Maaran is the third Tamil film in three weeks to attempt to marry a pure genre concept with a “family-friendly” subplot. We saw frenetic action fighting for room alongside motherly sentiments in Valimai (which was released on video this week). In Etharkkum Thunindhavan (this week’s theatrical release), the serious issue of hidden cam videos was crowded out by lighthearted sequences featuring the hero’s family. Now, in Maaran, there is a melding of a whodunit with the thangachi feeling. And based on the outcomes of all three movies, it’s apparent that such mixing attempts aren’t working; one of these components drowns out the other, resulting in bad results.
Fortunately, like in Anna, the brother-sister relationship is more postmodern than melodramatic. The director undertakes to keep drama to a minimum, but we see Maaran and Shwetha bonding. However, the crime angle has little substance. Because of how clumsily Maaran’s job journalism is represented, part of the problem is there.
The structural elements of the plot, on the other hand, start to feel too simple for a Karthick Naren film after only 30 minutes or so. We get a feeling that something’s up – and it is! But it doesn’t have much of an impact since the movie never allows us to become immersed in its world. The world-building is very poor, as well as one-dimensional characterization. All we receive is a narrow narrative that goes from A to B without engaging us emotionally. And this austerity of storytelling does not appear to be intentional. It appears, rather, as if the team is attempting to turn any additional footage into a film in order to make a movie out of it.
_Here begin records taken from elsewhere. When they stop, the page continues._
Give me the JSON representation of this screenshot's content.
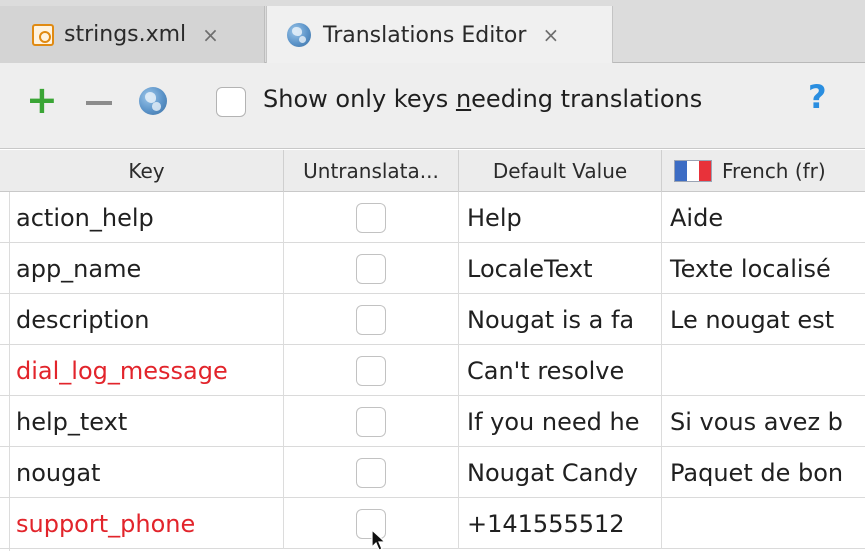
{
  "tabs": [
    {
      "label": "strings.xml",
      "close": "×",
      "icon": "xml-file-icon"
    },
    {
      "label": "Translations Editor",
      "close": "×",
      "icon": "globe-icon"
    }
  ],
  "toolbar": {
    "add": "+",
    "show_only_prefix": "Show only keys ",
    "show_only_underlined": "n",
    "show_only_suffix": "eeding translations",
    "help": "?"
  },
  "table": {
    "headers": {
      "key": "Key",
      "untranslatable": "Untranslata...",
      "default_value": "Default Value",
      "french": "French (fr)"
    },
    "rows": [
      {
        "key": "action_help",
        "default": "Help",
        "fr": "Aide",
        "missing": false
      },
      {
        "key": "app_name",
        "default": "LocaleText",
        "fr": "Texte localisé",
        "missing": false
      },
      {
        "key": "description",
        "default": "Nougat is a fa",
        "fr": "Le nougat est",
        "missing": false
      },
      {
        "key": "dial_log_message",
        "default": "Can't resolve",
        "fr": "",
        "missing": true
      },
      {
        "key": "help_text",
        "default": "If you need he",
        "fr": "Si vous avez b",
        "missing": false
      },
      {
        "key": "nougat",
        "default": "Nougat Candy",
        "fr": "Paquet de bon",
        "missing": false
      },
      {
        "key": "support_phone",
        "default": "+141555512",
        "fr": "",
        "missing": true
      }
    ]
  },
  "colors": {
    "missing_key": "#e2242b",
    "add_icon": "#3aa535",
    "help_icon": "#2a8ee0"
  }
}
Sharfu, Suhas, Vivek
Dhanush, Malavika Mohanan, Samuthirakani, Smruthi Venkat, Aadukalam Naren